A few other interesting points to note about Frank:

(1) When he married Catherine Augusta Coleman, he was aged 50 and she 29. From what I read of her family, she may have brought some wealth with her. I recall being told (by my father, perhaps) that Catherine was left destitute when Frank died.

(2) Frank's first child by Catherine was born when he was 51 or 52, and he managed to sire seven more children before reaching the age of 65.

(3) His second youngest son (James Bernard Paynter) was only 11 when his father died - perhaps accounting for the rumour that he became his mother's favourite after his younger brother died. He was the uncle that Edith Paynter disliked because he had taken over her mother's family home and also because he became involved in her own father's affairs. Certainly he ended up as senior partner in Newman Paynter & Co's Yeovil office, and became the owner of Edwin Newman's old home Hendford Manor in Yeovil.


Ian Caldwell notes: Francis Paynter of Clarence House, Penzance (1789-1863) was a solicitor and judge of the Hundred Court. He married Catherine Augusta Coleman (1811-1880) at the parish church of Martock, Somerset on 9th June 1840. There were eight children of the marriage. Francis evidently got into financial trouble latterly for he went bankrupt and it is alleged that he appropriated money belonging to the estate.

Clarence House is situated in Clarence street, Penzance. It was a large manor house in its own grounds but was sold in Francis Paynter's time and became a high school.

William Rouse Paynter: 28 April 2008: Email received from Ann Roberts (née Paynter) saying:

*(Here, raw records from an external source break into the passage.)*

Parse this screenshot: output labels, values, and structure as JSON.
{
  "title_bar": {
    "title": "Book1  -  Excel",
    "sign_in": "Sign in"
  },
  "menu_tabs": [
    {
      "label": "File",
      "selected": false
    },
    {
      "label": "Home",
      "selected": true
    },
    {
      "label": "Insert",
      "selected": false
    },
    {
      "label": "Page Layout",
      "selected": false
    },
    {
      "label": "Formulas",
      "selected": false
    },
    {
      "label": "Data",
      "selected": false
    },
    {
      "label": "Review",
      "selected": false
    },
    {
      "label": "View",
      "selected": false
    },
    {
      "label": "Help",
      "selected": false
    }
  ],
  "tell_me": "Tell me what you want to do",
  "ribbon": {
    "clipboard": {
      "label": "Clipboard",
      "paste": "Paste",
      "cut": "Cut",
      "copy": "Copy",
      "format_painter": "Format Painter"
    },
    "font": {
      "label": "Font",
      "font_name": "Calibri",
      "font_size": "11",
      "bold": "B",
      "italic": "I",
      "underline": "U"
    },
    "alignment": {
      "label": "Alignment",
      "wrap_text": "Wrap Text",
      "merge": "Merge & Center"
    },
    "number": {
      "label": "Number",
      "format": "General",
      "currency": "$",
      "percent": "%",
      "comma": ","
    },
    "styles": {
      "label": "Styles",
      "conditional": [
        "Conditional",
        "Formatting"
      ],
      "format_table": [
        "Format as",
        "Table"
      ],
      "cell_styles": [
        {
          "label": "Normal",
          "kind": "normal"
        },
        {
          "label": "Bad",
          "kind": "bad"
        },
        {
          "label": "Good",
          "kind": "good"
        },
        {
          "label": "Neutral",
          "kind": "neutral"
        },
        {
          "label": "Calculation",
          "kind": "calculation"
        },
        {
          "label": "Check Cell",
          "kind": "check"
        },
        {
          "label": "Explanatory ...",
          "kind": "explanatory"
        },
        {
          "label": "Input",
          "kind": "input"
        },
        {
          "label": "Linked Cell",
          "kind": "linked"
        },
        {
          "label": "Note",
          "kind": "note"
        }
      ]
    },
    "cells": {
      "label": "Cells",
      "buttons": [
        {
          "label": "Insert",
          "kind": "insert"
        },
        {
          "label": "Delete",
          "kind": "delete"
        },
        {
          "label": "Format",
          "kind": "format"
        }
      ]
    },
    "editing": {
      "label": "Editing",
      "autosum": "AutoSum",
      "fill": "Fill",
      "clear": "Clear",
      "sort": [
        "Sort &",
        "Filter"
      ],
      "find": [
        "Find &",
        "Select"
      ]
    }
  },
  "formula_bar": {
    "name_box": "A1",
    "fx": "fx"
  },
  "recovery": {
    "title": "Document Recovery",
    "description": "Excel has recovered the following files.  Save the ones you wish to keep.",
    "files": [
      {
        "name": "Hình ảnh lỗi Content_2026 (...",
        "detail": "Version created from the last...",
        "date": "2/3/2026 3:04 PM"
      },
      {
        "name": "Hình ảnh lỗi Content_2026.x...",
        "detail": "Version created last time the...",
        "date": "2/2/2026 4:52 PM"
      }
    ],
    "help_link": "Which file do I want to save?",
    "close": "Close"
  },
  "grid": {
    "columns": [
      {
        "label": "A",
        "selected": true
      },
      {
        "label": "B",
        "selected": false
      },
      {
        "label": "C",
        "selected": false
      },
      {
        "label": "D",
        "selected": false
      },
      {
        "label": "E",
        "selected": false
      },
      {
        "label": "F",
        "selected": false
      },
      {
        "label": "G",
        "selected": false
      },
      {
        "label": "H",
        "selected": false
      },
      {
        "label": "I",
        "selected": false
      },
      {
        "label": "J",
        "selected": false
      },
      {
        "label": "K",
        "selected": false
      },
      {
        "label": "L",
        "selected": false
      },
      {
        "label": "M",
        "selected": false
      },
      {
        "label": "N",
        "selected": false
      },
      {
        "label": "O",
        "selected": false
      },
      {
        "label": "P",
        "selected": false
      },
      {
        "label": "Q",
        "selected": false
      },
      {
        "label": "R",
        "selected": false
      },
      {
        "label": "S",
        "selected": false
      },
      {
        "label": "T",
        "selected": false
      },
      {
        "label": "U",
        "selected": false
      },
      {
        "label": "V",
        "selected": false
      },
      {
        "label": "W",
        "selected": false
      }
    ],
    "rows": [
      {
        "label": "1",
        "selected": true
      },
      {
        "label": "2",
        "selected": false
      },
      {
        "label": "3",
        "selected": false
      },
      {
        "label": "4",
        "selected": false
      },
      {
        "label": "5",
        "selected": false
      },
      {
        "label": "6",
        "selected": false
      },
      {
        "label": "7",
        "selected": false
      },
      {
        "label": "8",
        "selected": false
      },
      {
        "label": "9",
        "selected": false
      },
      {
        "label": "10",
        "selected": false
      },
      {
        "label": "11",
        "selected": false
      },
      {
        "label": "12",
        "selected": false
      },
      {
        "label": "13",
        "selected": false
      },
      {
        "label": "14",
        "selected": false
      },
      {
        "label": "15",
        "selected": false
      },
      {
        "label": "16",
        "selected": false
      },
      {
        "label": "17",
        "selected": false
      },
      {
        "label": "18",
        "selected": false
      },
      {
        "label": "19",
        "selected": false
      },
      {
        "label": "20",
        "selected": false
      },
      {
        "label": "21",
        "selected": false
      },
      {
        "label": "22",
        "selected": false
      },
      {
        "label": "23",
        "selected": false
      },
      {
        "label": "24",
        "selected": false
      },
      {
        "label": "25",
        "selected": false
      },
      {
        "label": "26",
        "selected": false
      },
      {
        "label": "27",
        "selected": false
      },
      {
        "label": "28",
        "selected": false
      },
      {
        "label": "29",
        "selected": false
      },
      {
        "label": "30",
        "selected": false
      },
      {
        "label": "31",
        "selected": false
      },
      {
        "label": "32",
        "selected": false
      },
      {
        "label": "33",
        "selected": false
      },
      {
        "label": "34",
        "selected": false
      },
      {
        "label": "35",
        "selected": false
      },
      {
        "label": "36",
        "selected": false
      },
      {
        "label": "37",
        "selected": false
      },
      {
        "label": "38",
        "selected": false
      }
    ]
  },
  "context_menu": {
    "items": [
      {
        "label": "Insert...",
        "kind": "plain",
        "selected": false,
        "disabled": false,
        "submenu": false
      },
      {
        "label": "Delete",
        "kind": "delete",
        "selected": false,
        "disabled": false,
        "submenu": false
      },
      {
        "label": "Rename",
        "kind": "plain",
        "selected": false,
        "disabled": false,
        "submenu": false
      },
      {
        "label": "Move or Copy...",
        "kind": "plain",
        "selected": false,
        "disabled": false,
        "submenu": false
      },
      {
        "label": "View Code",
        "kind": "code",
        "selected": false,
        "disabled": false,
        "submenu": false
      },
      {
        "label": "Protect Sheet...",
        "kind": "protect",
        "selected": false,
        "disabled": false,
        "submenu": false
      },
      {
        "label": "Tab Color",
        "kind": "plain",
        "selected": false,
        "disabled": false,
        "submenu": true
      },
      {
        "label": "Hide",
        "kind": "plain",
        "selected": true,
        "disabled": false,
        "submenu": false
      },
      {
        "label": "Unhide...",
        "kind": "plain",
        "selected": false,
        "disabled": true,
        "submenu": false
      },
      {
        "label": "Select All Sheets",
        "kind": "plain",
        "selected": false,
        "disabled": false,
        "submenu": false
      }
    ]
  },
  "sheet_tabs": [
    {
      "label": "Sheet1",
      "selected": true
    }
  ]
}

"With regard to William Rouse Paynter, son of Francis Paynter and Catherine Augusta Coleman: there is a death entry in the June quarter of 1860 for a William Ross Paynter in Penzance, which I suspect is actually him. He appears on the 1851 census with his family, age 1, but no sign thereafter, so I think it is likely that this death entry is his. Incidentally, the GRO Birth index (Penzance Sept qtr 1849) show his middle name as Rous rather than Rouse. I have not obtained either certificate; it would be best to obtain the death cert from the local registrar as the GRO reference has an illegible last digit! (It is Penzance 5c 23- )"

Frederick Octavius Paynter:
May 14 2002:

Ray Farnsworth confirmed today that the information given on Mary Davies Paynter's family tree is correct. Ray writes: " Following a tip-off from Chris Newman, I checked the Alnwick Registrars Office today and confirmed that Frederick Octavius Paynter did die at Freelands on Sept 5th 1871. He was Henry's younger brother. The death was notified by JB Paynter (Henry's older brother) so there must have been quite a family gathering. Given that Catherine would have been 31/2 years, Ernest just over 2, William under 1, and Henrietta circa 5 months pregnant with Frederick, the young Henry and Henrietta must have had a trying time. Frederick Octavius was 17 years old and the cause of death was "Acute Pneumonia Phthisis". I have got a Certified Copy of the Death Certificate for the Freelands records".

Page updated 5 Aug 2013: Deletion of references suggesting that the Francis Paynter was ever Edwin Newman's partner..
Page updated 12 Jun 2009: Links added to Ian Calwell's "Story of Francis Paynter"..
Page updated 1 May 2008: Reference added to William Rouse Paynter. Date of death of William Rouse Paynter changed from 1866 to 1860.